UBS Gives Haircuts
Vidya Ram, 03.28.08, 5:00 PM ET
In its advertising, UBS tells clients “it’s you and us,” but on Friday it told investors “you’re on your own.”
The Swiss bank told clients it was reducing the value of auction-rate securities in their accounts, by an average amount of 5%. It also refused to buy the bonds back from investors who bought the securities, thinking they were getting an easy-to-sell, higher-yielding alternative to money market funds but instead found themselves stuck with illiquid securities and capital losses, courtesy of the global credit crunch that began in the U.S. subprime mortgage market.
“This is the right thing to do,” said a UBS spokeswoman. “This is in the best interest in our clients regarding our accounts. Given the current market dislocation this the next logical step for any committed wealth manager.”
Auction-rate securities are long-term bonds issued by local governments, agencies, or corporations but sold in periodic auctions, say every 7 to 28 days, to set the interest rate. Firms that handle the auctions, like UBS and most of the big Wall Street concerns, used to step in an buy in the auctions if there weren’t enough bidders.
But that all went by the wayside in January and February as investors fled the bond markets. Auctions failed after no buyers showed up and the banks refused to step in as they had previously done. That meant the auctions failed, leaving brokerage customers holding the bag and issuers paying much higher penalty interest rates. The Port Authority of New York and New Jersey, for example, saw its rate skyrocket to 20% from 4% when its auction failed in February.

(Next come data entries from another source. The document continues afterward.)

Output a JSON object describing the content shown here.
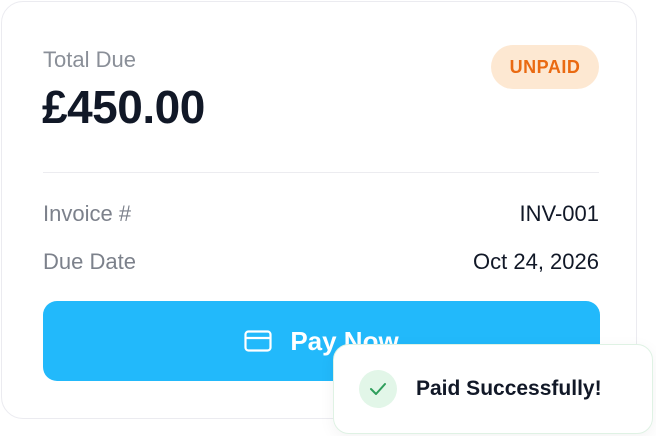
{
  "invoice": {
    "total_label": "Total Due",
    "amount": "£450.00",
    "status_badge": "UNPAID",
    "fields": [
      {
        "label": "Invoice #",
        "value": "INV-001"
      },
      {
        "label": "Due Date",
        "value": "Oct 24, 2026"
      }
    ],
    "pay_button": {
      "label": "Pay Now",
      "icon": "credit-card-icon"
    }
  },
  "toast": {
    "message": "Paid Successfully!",
    "icon": "check-icon"
  },
  "colors": {
    "accent": "#22b9fb",
    "badge_bg": "#fde8d2",
    "badge_text": "#ea6a12",
    "success": "#2e9e5b"
  }
}
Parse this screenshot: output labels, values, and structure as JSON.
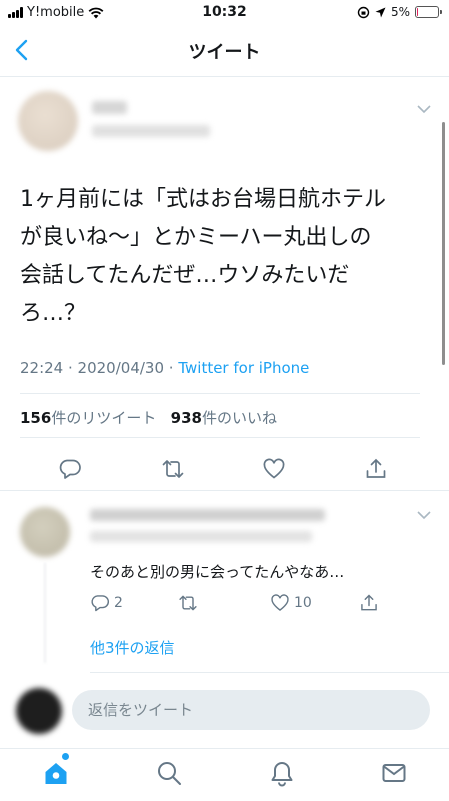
{
  "status_bar": {
    "carrier": "Y!mobile",
    "time": "10:32",
    "battery": "5%",
    "battery_level": 0.05
  },
  "nav": {
    "title": "ツイート"
  },
  "tweet": {
    "text": "1ヶ月前には「式はお台場日航ホテル\nが良いね〜」とかミーハー丸出しの\n会話してたんだぜ…ウソみたいだ\nろ…？",
    "time": "22:24",
    "date": "2020/04/30",
    "separator": " · ",
    "source": "Twitter for iPhone",
    "retweet_count": "156",
    "retweet_label": "件のリツイート",
    "like_count": "938",
    "like_label": "件のいいね"
  },
  "reply": {
    "text": "そのあと別の男に会ってたんやなあ…",
    "reply_count": "2",
    "like_count": "10",
    "more_replies": "他3件の返信"
  },
  "composer": {
    "placeholder": "返信をツイート"
  },
  "colors": {
    "accent": "#1da1f2",
    "secondary_text": "#657786",
    "divider": "#e6ecf0"
  },
  "icons": [
    "back-icon",
    "caret-down-icon",
    "reply-icon",
    "retweet-icon",
    "like-icon",
    "share-icon",
    "home-icon",
    "search-icon",
    "notifications-icon",
    "messages-icon"
  ]
}
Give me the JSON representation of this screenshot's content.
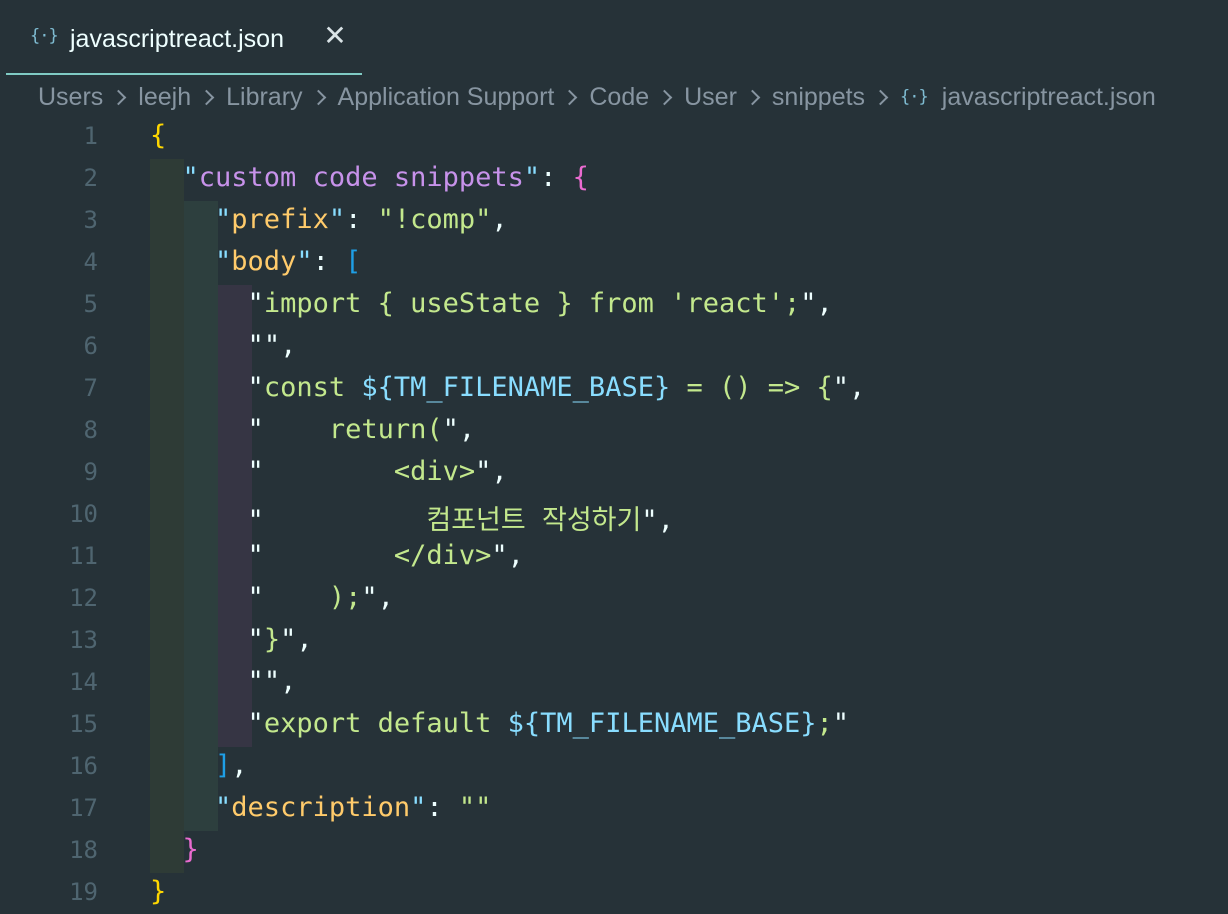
{
  "tab": {
    "icon": "{·}",
    "title": "javascriptreact.json",
    "close": "✕"
  },
  "breadcrumb": {
    "items": [
      "Users",
      "leejh",
      "Library",
      "Application Support",
      "Code",
      "User",
      "snippets"
    ],
    "file_icon": "{·}",
    "file": "javascriptreact.json"
  },
  "editor": {
    "line_numbers": [
      "1",
      "2",
      "3",
      "4",
      "5",
      "6",
      "7",
      "8",
      "9",
      "10",
      "11",
      "12",
      "13",
      "14",
      "15",
      "16",
      "17",
      "18",
      "19"
    ],
    "lines": [
      "{",
      "  \"custom code snippets\": {",
      "    \"prefix\": \"!comp\",",
      "    \"body\": [",
      "      \"import { useState } from 'react';\",",
      "      \"\",",
      "      \"const ${TM_FILENAME_BASE} = () => {\",",
      "      \"    return(\",",
      "      \"        <div>\",",
      "      \"          컴포넌트 작성하기\",",
      "      \"        </div>\",",
      "      \"    );\",",
      "      \"}\",",
      "      \"\",",
      "      \"export default ${TM_FILENAME_BASE};\"",
      "    ],",
      "    \"description\": \"\"",
      "  }",
      "}"
    ]
  },
  "colors": {
    "background": "#263238",
    "string": "#c3e88d",
    "key": "#ffcb6b",
    "brace_outer": "#ffd700",
    "brace_inner": "#ea6bd0",
    "bracket": "#1e9fe6",
    "tab_underline": "#80cbc4"
  }
}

As a consequence of paying soaring penalty rates, many issuers are converting their auction rate bonds to fixed-rate bonds, putting more pressure on the remaining auction-rate securities that still haven’t started selling again. The bonds cost more than the issuers were paying on the auction-rate securities but yield far less than the penalty rates.
The banks backed off supporting the auctions because they didn’t want to risk taking more illiquid assets on their books after collectively writing off more than $100 billion in mortgage and credit derivatives. UBS has been among the hardest hit of the banks, already writing down $17 billion worth of credit holdings and facing another $11 billion in write-downs in the first quarter, according to analysts at Oppenheimer.
Its problems don’t stop there. Massachusetts securities regulators subpoenaed UBS, Merrill Lynch and Bank of America about their sale of auction -ate securities to customers, particularly bonds sold in closed-end mutual funds. The state is looking at what the banks disclosed about the possible risks of the securities.
“We received calls from a young saver whose house down payment is now frozen; two siblings whose family trust is now frozen; and small business owners who find their business interrupted because money they thought was liquid is tied up in these frozen securities,” said William Galvin, the Massachusetts secretary of the commonwealth, in a statement.
UBS wouldn’t say how much its brokerage customers own in auction rate securities, but the market is about $330 billion. The timing of UBS’s decision is perhaps telling. American investors are facing tax time, when many will need access to cash to pay Uncle Sam.
The Swiss banking giant previously told customers who were unable to sell the securities in scheduled auctions that the bonds would retain their full value and receive enhanced interest rates, according to TradeTheNews.com.
After falling 2.4% in Switzerland, to 28.98 Swiss francs, before the announcement, UBS American depositary receipts slid further in New York, dropping to $27.80, a loss of $1.33, or 4.6%, on the day. Less than a year ago, the stock had been above $66.
Investors who feel betrayed are likely to sue, adding to the pressures on UBS from the global liquidity crisis that began in the U.S. subprime mortgage market. UBS was the first major global bank to be hit by a lawsuit over losses related to the subprime crisis.